By Honore Onana Olah, SJ
Jesuit Justice and Ecology Network (JENA) partnering with Santa Clara University’s Miller Centre for Social Entrepreneurship organised a workshop from 26th to 28th February 2019 in Nairobi- Kenya. One of the participant, Joshua Peters, a Jesuit from the Midwest Province of the Society of Jesus, current student of Berkeley University of California (USA) and now doing one semester at Hekima University College in Nairobi – Kenya, was kind enough to allow us an interview:
I was fascinating by ideas based on making organisations sustainable financially, so we do not have to depend on donors to finance the operations because that takes a lot of works. You have to dedicate a lot of time and energy to raise a lot of dollars. But if your organisation can find a way to be self-sustainable, you can do more and more effectively and have a large social impact and you can also do without having to depend on donors.
Can you tell us briefly about the Elevator Pitch?
You have to imagine that you are an elevator for a fifteen (50) story ride and you met someone who had financial resources or connections. How could you convince them in that such elevator ride that they should give you money or at least have another conversation with you? So you have to be very pointed and very clear about the way you pitch your idea. Imagine that at the time you will reach the fifteen floor they will give you the money you want…So brief, but impactful!
Being a Jesuit from USA but studying at Hekima is it appealing for Jesuits in formation such kind of meeting?

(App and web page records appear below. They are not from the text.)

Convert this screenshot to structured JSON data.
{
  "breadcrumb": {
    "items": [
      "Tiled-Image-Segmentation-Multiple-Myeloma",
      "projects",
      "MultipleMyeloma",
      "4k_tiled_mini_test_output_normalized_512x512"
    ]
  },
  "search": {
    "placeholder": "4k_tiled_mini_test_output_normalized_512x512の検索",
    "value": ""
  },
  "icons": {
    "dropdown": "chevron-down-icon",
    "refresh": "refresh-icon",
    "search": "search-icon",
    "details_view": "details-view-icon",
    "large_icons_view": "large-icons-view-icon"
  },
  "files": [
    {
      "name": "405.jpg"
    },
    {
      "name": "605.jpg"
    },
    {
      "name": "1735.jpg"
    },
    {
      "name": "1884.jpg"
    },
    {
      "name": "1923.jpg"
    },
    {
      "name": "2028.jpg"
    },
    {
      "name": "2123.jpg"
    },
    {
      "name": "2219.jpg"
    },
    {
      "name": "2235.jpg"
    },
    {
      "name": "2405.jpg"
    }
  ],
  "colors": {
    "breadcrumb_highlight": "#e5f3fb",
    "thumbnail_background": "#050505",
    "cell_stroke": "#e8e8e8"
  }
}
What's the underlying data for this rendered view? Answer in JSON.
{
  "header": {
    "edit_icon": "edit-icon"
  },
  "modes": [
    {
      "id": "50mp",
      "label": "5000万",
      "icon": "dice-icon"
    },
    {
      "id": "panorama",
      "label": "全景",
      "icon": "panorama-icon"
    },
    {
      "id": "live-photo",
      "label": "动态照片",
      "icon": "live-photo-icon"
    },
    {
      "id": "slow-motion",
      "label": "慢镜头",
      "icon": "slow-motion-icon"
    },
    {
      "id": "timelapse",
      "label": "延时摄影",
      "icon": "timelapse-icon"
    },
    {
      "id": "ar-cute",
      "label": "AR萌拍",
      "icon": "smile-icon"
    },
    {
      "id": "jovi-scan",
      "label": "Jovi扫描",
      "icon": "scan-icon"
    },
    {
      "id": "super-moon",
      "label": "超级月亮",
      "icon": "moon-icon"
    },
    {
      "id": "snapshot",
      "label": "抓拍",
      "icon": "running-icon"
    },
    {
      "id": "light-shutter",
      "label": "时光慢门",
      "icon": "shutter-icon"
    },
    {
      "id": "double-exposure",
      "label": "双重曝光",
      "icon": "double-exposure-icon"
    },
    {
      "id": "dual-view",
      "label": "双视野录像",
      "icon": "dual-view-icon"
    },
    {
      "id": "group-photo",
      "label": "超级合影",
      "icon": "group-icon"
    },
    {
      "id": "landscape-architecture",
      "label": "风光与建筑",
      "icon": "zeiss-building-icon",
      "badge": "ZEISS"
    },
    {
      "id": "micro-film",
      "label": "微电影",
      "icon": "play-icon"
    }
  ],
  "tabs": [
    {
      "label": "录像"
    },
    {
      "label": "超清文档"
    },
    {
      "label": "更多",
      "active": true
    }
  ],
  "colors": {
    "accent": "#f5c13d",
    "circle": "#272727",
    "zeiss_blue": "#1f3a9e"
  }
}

I think it is a very important thing for any Jesuit in formation. I think the value and the ideas that the Miller Centre is bringing forth about sustainable organisations are applicable in any context…it has to do parish life, retreat work, universal social enterprises…that the money we do raise will be used for more greater social impact. I think if we learn that information it will make us better pastors, directors of works. It will benefit the Society of Jesus and the people of God greatly.